### Prompt
Your output should contain every record, unchanged.

== == ==

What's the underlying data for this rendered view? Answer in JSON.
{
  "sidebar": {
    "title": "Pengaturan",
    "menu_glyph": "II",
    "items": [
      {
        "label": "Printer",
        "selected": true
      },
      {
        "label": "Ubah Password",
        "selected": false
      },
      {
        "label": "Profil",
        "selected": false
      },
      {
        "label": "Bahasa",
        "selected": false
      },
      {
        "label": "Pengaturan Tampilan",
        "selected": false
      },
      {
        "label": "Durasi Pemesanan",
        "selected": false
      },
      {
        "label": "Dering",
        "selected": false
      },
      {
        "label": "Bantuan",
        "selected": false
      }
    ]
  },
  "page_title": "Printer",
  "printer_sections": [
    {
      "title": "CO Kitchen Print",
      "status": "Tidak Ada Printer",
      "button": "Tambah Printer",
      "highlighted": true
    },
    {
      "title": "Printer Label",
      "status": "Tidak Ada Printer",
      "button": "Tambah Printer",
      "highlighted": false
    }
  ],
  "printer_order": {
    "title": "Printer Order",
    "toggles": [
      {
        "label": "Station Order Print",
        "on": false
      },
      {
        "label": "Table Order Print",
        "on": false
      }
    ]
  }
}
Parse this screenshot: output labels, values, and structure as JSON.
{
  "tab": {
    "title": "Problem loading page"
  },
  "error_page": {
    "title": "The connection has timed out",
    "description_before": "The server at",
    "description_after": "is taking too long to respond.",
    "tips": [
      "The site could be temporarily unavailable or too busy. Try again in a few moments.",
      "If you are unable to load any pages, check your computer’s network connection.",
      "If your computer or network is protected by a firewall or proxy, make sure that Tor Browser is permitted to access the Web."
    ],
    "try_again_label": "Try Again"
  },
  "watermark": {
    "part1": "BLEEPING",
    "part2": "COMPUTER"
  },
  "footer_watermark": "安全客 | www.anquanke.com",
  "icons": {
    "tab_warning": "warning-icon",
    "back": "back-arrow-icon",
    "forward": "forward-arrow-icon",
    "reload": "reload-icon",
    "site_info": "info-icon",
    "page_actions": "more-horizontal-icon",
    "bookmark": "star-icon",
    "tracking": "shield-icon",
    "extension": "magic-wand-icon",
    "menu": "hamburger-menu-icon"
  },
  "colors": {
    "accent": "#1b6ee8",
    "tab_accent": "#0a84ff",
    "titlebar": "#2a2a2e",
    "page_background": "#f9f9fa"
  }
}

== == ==

### Solved problem
What's the underlying data for this rendered view? Answer in JSON.
{
  "sidebar": {
    "title": "Pengaturan",
    "menu_glyph": "II",
    "items": [
      {
        "label": "Printer",
        "selected": true
      },
      {
        "label": "Ubah Password",
        "selected": false
      },
      {
        "label": "Profil",
        "selected": false
      },
      {
        "label": "Bahasa",
        "selected": false
      },
      {
        "label": "Pengaturan Tampilan",
        "selected": false
      },
      {
        "label": "Durasi Pemesanan",
        "selected": false
      },
      {
        "label": "Dering",
        "selected": false
      },
      {
        "label": "Bantuan",
        "selected": false
      }
    ]
  },
  "page_title": "Printer",
  "printer_sections": [
    {
      "title": "CO Kitchen Print",
      "status": "Tidak Ada Printer",
      "button": "Tambah Printer",
      "highlighted": true
    },
    {
      "title": "Printer Label",
      "status": "Tidak Ada Printer",
      "button": "Tambah Printer",
      "highlighted": false
    }
  ],
  "printer_order": {
    "title": "Printer Order",
    "toggles": [
      {
        "label": "Station Order Print",
        "on": false
      },
      {
        "label": "Table Order Print",
        "on": false
      }
    ]
  }
}
Parse this screenshot: output labels, values, and structure as JSON.
{
  "tab": {
    "title": "Problem loading page"
  },
  "error_page": {
    "title": "The connection has timed out",
    "description_before": "The server at",
    "description_after": "is taking too long to respond.",
    "tips": [
      "The site could be temporarily unavailable or too busy. Try again in a few moments.",
      "If you are unable to load any pages, check your computer’s network connection.",
      "If your computer or network is protected by a firewall or proxy, make sure that Tor Browser is permitted to access the Web."
    ],
    "try_again_label": "Try Again"
  },
  "watermark": {
    "part1": "BLEEPING",
    "part2": "COMPUTER"
  },
  "footer_watermark": "安全客 | www.anquanke.com",
  "icons": {
    "tab_warning": "warning-icon",
    "back": "back-arrow-icon",
    "forward": "forward-arrow-icon",
    "reload": "reload-icon",
    "site_info": "info-icon",
    "page_actions": "more-horizontal-icon",
    "bookmark": "star-icon",
    "tracking": "shield-icon",
    "extension": "magic-wand-icon",
    "menu": "hamburger-menu-icon"
  },
  "colors": {
    "accent": "#1b6ee8",
    "tab_accent": "#0a84ff",
    "titlebar": "#2a2a2e",
    "page_background": "#f9f9fa"
  }
}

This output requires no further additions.